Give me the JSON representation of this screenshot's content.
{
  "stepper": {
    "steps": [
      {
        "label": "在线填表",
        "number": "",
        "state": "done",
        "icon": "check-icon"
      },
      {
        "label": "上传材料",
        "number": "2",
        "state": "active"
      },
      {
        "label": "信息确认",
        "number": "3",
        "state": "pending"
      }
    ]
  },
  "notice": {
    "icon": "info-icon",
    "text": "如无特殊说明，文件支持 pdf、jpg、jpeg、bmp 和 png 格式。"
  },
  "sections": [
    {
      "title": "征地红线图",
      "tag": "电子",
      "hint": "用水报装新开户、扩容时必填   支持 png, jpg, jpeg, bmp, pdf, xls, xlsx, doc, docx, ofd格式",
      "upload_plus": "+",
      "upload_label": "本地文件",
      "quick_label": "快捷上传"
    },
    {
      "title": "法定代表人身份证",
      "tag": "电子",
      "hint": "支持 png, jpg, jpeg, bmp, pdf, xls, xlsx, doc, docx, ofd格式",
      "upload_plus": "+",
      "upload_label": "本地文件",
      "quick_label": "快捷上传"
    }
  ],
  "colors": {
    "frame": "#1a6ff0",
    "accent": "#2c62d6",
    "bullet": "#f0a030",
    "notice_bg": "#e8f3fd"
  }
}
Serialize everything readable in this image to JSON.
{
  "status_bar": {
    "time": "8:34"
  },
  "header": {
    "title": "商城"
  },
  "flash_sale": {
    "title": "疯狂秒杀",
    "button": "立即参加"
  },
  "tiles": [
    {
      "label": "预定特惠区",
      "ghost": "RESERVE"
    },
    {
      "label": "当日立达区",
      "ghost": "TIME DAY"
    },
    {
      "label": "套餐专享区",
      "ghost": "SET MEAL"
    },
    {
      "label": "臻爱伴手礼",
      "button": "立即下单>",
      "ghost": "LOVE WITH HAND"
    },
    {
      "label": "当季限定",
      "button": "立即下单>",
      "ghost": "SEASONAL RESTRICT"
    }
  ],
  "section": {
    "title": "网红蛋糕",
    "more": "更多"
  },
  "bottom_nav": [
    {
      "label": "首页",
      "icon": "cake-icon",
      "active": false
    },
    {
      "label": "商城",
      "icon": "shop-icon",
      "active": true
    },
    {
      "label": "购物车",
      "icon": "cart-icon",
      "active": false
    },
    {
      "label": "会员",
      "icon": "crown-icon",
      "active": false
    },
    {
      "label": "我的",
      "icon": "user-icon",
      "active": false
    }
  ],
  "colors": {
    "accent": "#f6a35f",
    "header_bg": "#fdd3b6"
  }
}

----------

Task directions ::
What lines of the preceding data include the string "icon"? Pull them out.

Result of the task ::
        "icon": "check-icon"
    "icon": "info-icon",
      "icon": "cake-icon",
      "icon": "shop-icon",
      "icon": "cart-icon",
      "icon": "crown-icon",
      "icon": "user-icon",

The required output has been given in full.